The guy I have beef with is Alan Embree. He’s brought in solely because there are two lefties due up next in the order. And what does he do? Issues a walk and lets up a single, plating a Sturtze run. Of course, this one was the killer, negating a Robbie Cano RBI in the ninth.

I actually question the logic behind yanking Sturtze in favor of Embree, even considering the double-barrel lefty action due up at the plate. Though he hasn’t been the most consistent contributor this year, Sturtze numbers against lefties are .237/.310/.351 (.265/.331/.426 vs. righties). Embree’s breakdown against righties is .267/.318/.545. Against lefties, his supposed specialty, he’s .301/.343/.516.

Keeping this in mind, what does Embree bring to the table? A lefty specialist with a lefty BAA of .301 isn’t exactly a specialist. Hell, even F-Rod has better numbers against lefties (.286/.401/.390). If he just threw friggin’ strikes, he’d be the clear-cut better option than Embree against lefties.

This should all be at the forefront when the team makes a decision on which pitchers make the postseason roster. There really is no hope for the Yanks as far as having a lefty specialist in the ‘pen. They’re better off cutting their losses and leaving Embree off the roster, since he doesn’t bring anything to the table. F-Rod and Sturtze are better options against lefties and should be used as such, despite common baseball strategy.

Before I did this research, I had the Yanks ‘pen in the playoffs tabbed as such: Mo, Gordon, Sturtze, Leiter, Embree, and the starter or starters who don’t make the four-man rotation. This means Chacon, Wang, Wright or Small, depending on how the season ends and how Moose does in his return.

Notice how Emrbee is on that list? If this were Survivor, I’d be voting him off the island right now. This opens up the bullpen for another one of those left out starters, but I actually have another idea for who should get the slot.

Scott Proctor. And please, hear me out before you call me a bumbling moron. The Yanks are lacking a lefty specialist, and that may come back to haunt come playoff time. But has anyone heard of a righty specialist? Well, what if I told you that Proctor’s line against righties goes a lil’ something like this: .191/.258/.292. And no, I’m not friggin’ kidding you.

How invaluable could Proctor be in the late innings against righties?
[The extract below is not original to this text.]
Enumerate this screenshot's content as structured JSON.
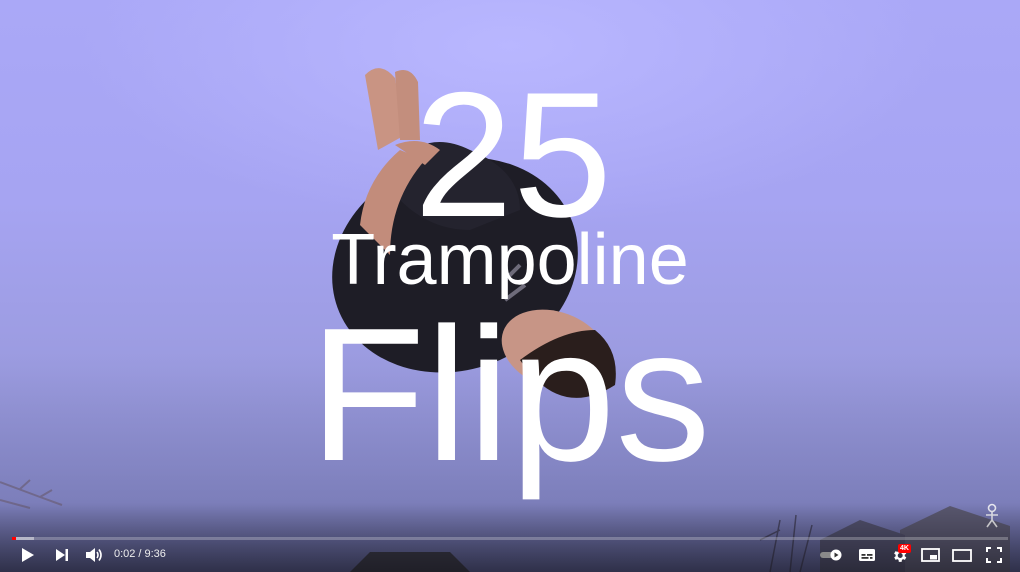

Think about this: seventh inning, three righties due up. Or two righties and a lefty. Proctor can start the inning, and leave the lefties to Sturtze. Or, if lefties are due up to start the inning, Sturtze starts the inning to face them, Proctor comes in to face the righties, and if he gets in trouble, Flash is always a solid guy to bring in with two out in the seventh.

The scenarios are numerous, and in each one I can conjure up, Embree doesn’t fit into the picture. He’s a lefty specialist who has a higher BAA against lefties than righties. He doesn’t get outs in big spots. In short, he brings nothing to the table.
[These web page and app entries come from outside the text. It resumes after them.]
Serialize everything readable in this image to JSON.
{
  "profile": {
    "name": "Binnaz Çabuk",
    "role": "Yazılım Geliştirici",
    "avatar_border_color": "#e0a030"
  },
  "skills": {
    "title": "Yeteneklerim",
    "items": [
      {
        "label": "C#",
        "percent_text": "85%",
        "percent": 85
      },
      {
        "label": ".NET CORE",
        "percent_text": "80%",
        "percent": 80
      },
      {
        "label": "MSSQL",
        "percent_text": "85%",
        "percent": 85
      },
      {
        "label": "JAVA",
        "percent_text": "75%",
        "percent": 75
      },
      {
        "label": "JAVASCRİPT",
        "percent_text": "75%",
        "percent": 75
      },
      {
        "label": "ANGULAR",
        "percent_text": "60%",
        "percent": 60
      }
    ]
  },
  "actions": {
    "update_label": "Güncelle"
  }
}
Scott Proctor has pitched well this season when he’s been called upon to go above and beyond the call of duty, being that he’s normally a one or two inning guy. His numbers against righties are astounding, and they should earn him a spot on the postseason roster. Hopefully the coaching staff catches on to this and utilizes him in these righty-heavy situations down the stretch.

Oh yeah, I said I was going to get to the Orioles. I guess that’s for a different day.